Goal of the exercise -
Look through the records below and copy each line that includes the word "this".

Excerpts from an interface dataset
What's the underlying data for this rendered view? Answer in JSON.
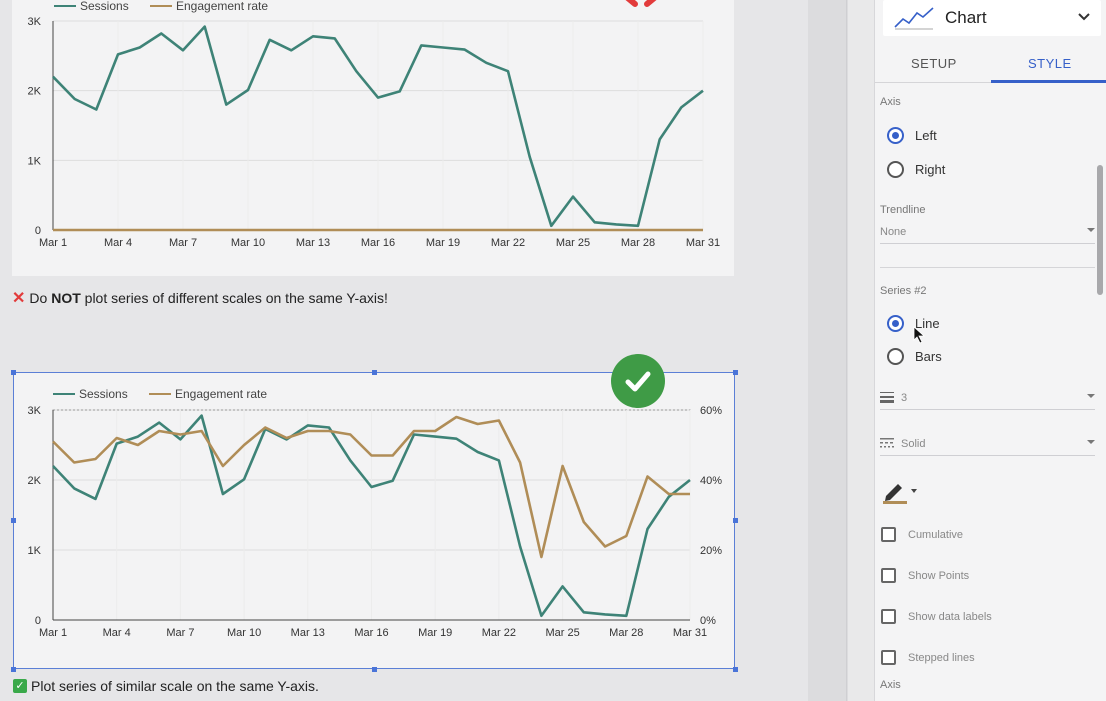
{
  "panel": {
    "chart_type": "Chart",
    "tabs": [
      "SETUP",
      "STYLE"
    ],
    "axis_label": "Axis",
    "axis_options": [
      "Left",
      "Right"
    ],
    "trendline_label": "Trendline",
    "trendline_value": "None",
    "series_label": "Series #2",
    "series_options": [
      "Line",
      "Bars"
    ],
    "line_weight": "3",
    "line_style": "Solid",
    "checkboxes": [
      "Cumulative",
      "Show Points",
      "Show data labels",
      "Stepped lines"
    ],
    "bottom_label": "Axis"
  },
  "captions": {
    "bad_prefix": "Do ",
    "bad_bold": "NOT",
    "bad_suffix": " plot series of different scales on the same Y-axis!",
    "good": "Plot series of similar scale on the same Y-axis."
  },
  "colors": {
    "sessions": "#3e8377",
    "engagement": "#b08d57",
    "accent": "#3660c9",
    "check_green": "#3f9b46",
    "cross_red": "#e23b3b"
  },
  "chart_data": [
    {
      "type": "line",
      "x": [
        "Mar 1",
        "Mar 2",
        "Mar 3",
        "Mar 4",
        "Mar 5",
        "Mar 6",
        "Mar 7",
        "Mar 8",
        "Mar 9",
        "Mar 10",
        "Mar 11",
        "Mar 12",
        "Mar 13",
        "Mar 14",
        "Mar 15",
        "Mar 16",
        "Mar 17",
        "Mar 18",
        "Mar 19",
        "Mar 20",
        "Mar 21",
        "Mar 22",
        "Mar 23",
        "Mar 24",
        "Mar 25",
        "Mar 26",
        "Mar 27",
        "Mar 28",
        "Mar 29",
        "Mar 30",
        "Mar 31"
      ],
      "x_ticks": [
        "Mar 1",
        "Mar 4",
        "Mar 7",
        "Mar 10",
        "Mar 13",
        "Mar 16",
        "Mar 19",
        "Mar 22",
        "Mar 25",
        "Mar 28",
        "Mar 31"
      ],
      "y_ticks": [
        "0",
        "1K",
        "2K",
        "3K"
      ],
      "ylim": [
        0,
        3000
      ],
      "series": [
        {
          "name": "Sessions",
          "values": [
            2200,
            1880,
            1730,
            2520,
            2620,
            2820,
            2580,
            2920,
            1800,
            2010,
            2730,
            2580,
            2780,
            2750,
            2280,
            1900,
            1990,
            2650,
            2620,
            2590,
            2400,
            2280,
            1050,
            60,
            480,
            110,
            80,
            60,
            1300,
            1760,
            2000
          ]
        },
        {
          "name": "Engagement rate",
          "values": [
            0.55,
            0.5,
            0.52,
            0.58,
            0.54,
            0.58,
            0.57,
            0.56,
            0.48,
            0.56,
            0.58,
            0.56,
            0.58,
            0.58,
            0.56,
            0.52,
            0.52,
            0.6,
            0.6,
            0.65,
            0.62,
            0.63,
            0.45,
            0.19,
            0.44,
            0.28,
            0.22,
            0.24,
            0.41,
            0.37,
            0.37
          ]
        }
      ],
      "grid": true,
      "legend": "top-left"
    },
    {
      "type": "line",
      "x": [
        "Mar 1",
        "Mar 2",
        "Mar 3",
        "Mar 4",
        "Mar 5",
        "Mar 6",
        "Mar 7",
        "Mar 8",
        "Mar 9",
        "Mar 10",
        "Mar 11",
        "Mar 12",
        "Mar 13",
        "Mar 14",
        "Mar 15",
        "Mar 16",
        "Mar 17",
        "Mar 18",
        "Mar 19",
        "Mar 20",
        "Mar 21",
        "Mar 22",
        "Mar 23",
        "Mar 24",
        "Mar 25",
        "Mar 26",
        "Mar 27",
        "Mar 28",
        "Mar 29",
        "Mar 30",
        "Mar 31"
      ],
      "x_ticks": [
        "Mar 1",
        "Mar 4",
        "Mar 7",
        "Mar 10",
        "Mar 13",
        "Mar 16",
        "Mar 19",
        "Mar 22",
        "Mar 25",
        "Mar 28",
        "Mar 31"
      ],
      "y_ticks": [
        "0",
        "1K",
        "2K",
        "3K"
      ],
      "y2_ticks": [
        "0%",
        "20%",
        "40%",
        "60%"
      ],
      "ylim": [
        0,
        3000
      ],
      "y2lim": [
        0,
        0.6
      ],
      "series": [
        {
          "name": "Sessions",
          "axis": "left",
          "values": [
            2200,
            1880,
            1730,
            2520,
            2620,
            2820,
            2580,
            2920,
            1800,
            2010,
            2730,
            2580,
            2780,
            2750,
            2280,
            1900,
            1990,
            2650,
            2620,
            2590,
            2400,
            2280,
            1050,
            60,
            480,
            110,
            80,
            60,
            1300,
            1760,
            2000
          ]
        },
        {
          "name": "Engagement rate",
          "axis": "right",
          "values": [
            0.51,
            0.45,
            0.46,
            0.52,
            0.5,
            0.54,
            0.53,
            0.54,
            0.44,
            0.5,
            0.55,
            0.52,
            0.54,
            0.54,
            0.53,
            0.47,
            0.47,
            0.54,
            0.54,
            0.58,
            0.56,
            0.57,
            0.45,
            0.18,
            0.44,
            0.28,
            0.21,
            0.24,
            0.41,
            0.36,
            0.36
          ]
        }
      ],
      "grid": true,
      "legend": "top-left"
    }
  ]
}
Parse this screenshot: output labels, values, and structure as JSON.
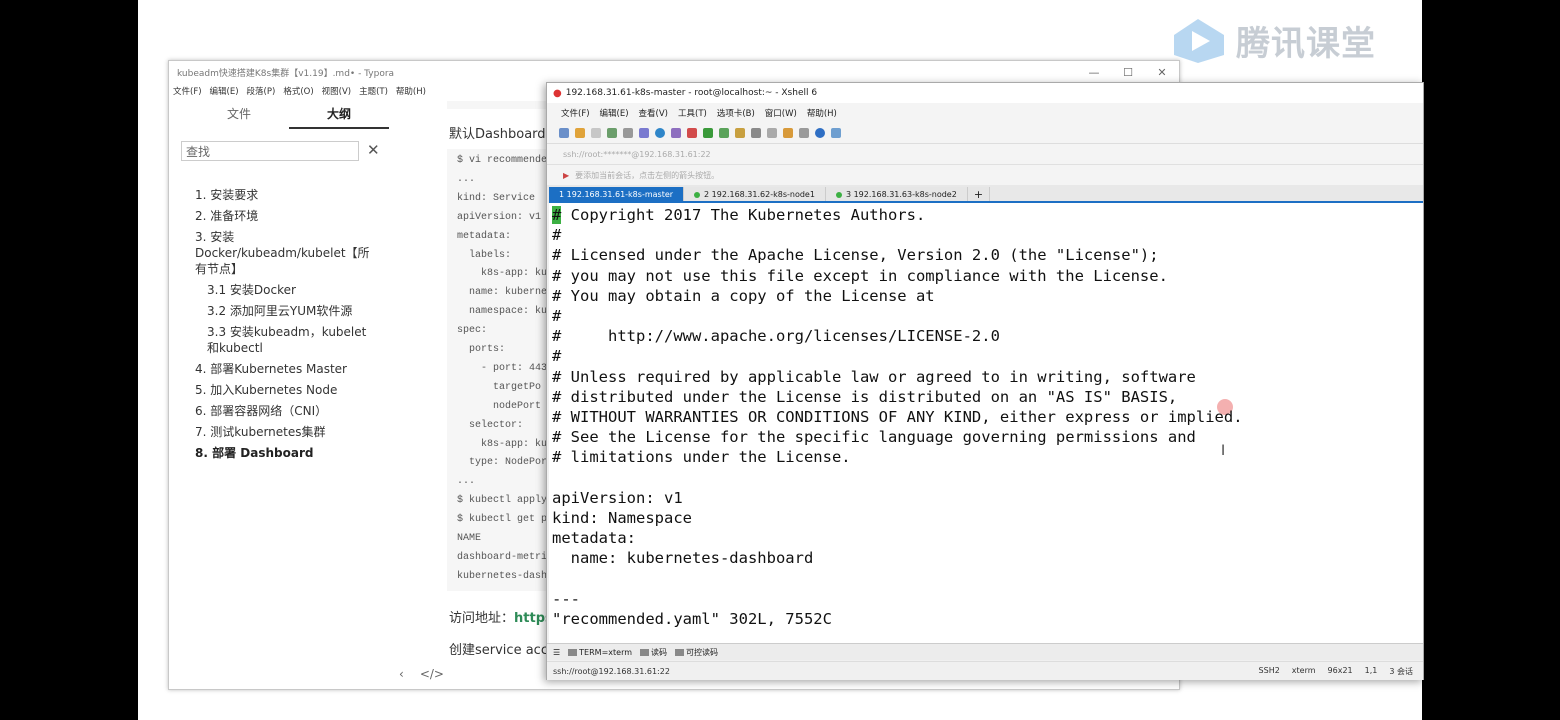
{
  "watermark": {
    "text": "腾讯课堂"
  },
  "typora": {
    "title": "kubeadm快速搭建K8s集群【v1.19】.md• - Typora",
    "window_controls": [
      "—",
      "☐",
      "✕"
    ],
    "menu": [
      "文件(F)",
      "编辑(E)",
      "段落(P)",
      "格式(O)",
      "视图(V)",
      "主题(T)",
      "帮助(H)"
    ],
    "sidebar": {
      "tabs": [
        "文件",
        "大纲"
      ],
      "search_placeholder": "查找",
      "outline": [
        "1. 安装要求",
        "2. 准备环境",
        "3. 安装Docker/kubeadm/kubelet【所有节点】",
        "3.1 安装Docker",
        "3.2 添加阿里云YUM软件源",
        "3.3 安装kubeadm，kubelet和kubectl",
        "4. 部署Kubernetes Master",
        "5. 加入Kubernetes Node",
        "6. 部署容器网络（CNI）",
        "7. 测试kubernetes集群",
        "8. 部署 Dashboard"
      ],
      "bottom_icons": [
        "‹",
        "</>"
      ]
    },
    "doc": {
      "para1": "默认Dashboard",
      "code_lines": [
        "$ vi recommended",
        "...",
        "kind: Service",
        "apiVersion: v1",
        "metadata:",
        "  labels:",
        "    k8s-app: ku",
        "  name: kubernet",
        "  namespace: kub",
        "spec:",
        "  ports:",
        "    - port: 443",
        "      targetPo",
        "      nodePort",
        "  selector:",
        "    k8s-app: ku",
        "  type: NodePort",
        "...",
        "$ kubectl apply",
        "$ kubectl get po",
        "NAME",
        "dashboard-metric",
        "kubernetes-dashb"
      ],
      "access_label": "访问地址：",
      "access_link": "https",
      "create_sa": "创建service acco"
    }
  },
  "xshell": {
    "title": "192.168.31.61-k8s-master - root@localhost:~ - Xshell 6",
    "menu": [
      "文件(F)",
      "编辑(E)",
      "查看(V)",
      "工具(T)",
      "选项卡(B)",
      "窗口(W)",
      "帮助(H)"
    ],
    "address": "ssh://root:*******@192.168.31.61:22",
    "hint": "要添加当前会话，点击左侧的箭头按钮。",
    "tabs": [
      {
        "label": "1 192.168.31.61-k8s-master",
        "active": true
      },
      {
        "label": "2 192.168.31.62-k8s-node1",
        "active": false
      },
      {
        "label": "3 192.168.31.63-k8s-node2",
        "active": false
      }
    ],
    "terminal_lines": [
      " Copyright 2017 The Kubernetes Authors.",
      "#",
      "# Licensed under the Apache License, Version 2.0 (the \"License\");",
      "# you may not use this file except in compliance with the License.",
      "# You may obtain a copy of the License at",
      "#",
      "#     http://www.apache.org/licenses/LICENSE-2.0",
      "#",
      "# Unless required by applicable law or agreed to in writing, software",
      "# distributed under the License is distributed on an \"AS IS\" BASIS,",
      "# WITHOUT WARRANTIES OR CONDITIONS OF ANY KIND, either express or implied.",
      "# See the License for the specific language governing permissions and",
      "# limitations under the License.",
      "",
      "apiVersion: v1",
      "kind: Namespace",
      "metadata:",
      "  name: kubernetes-dashboard",
      "",
      "---",
      "\"recommended.yaml\" 302L, 7552C"
    ],
    "cursor_char": "#",
    "compose": [
      "TERM=xterm",
      "读码",
      "可控读码"
    ],
    "status_left": "ssh://root@192.168.31.61:22",
    "status_right": [
      "SSH2",
      "xterm",
      "96x21",
      "1,1",
      "3 会话"
    ],
    "colors": {
      "tab_active": "#1c6fc4",
      "cursor": "#3cb043"
    }
  }
}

Exercise output -
What's the underlying data for this rendered view? Answer in JSON.
Parse this screenshot: output labels, values, and structure as JSON.
      "# you may not use this file except in compliance with the License.",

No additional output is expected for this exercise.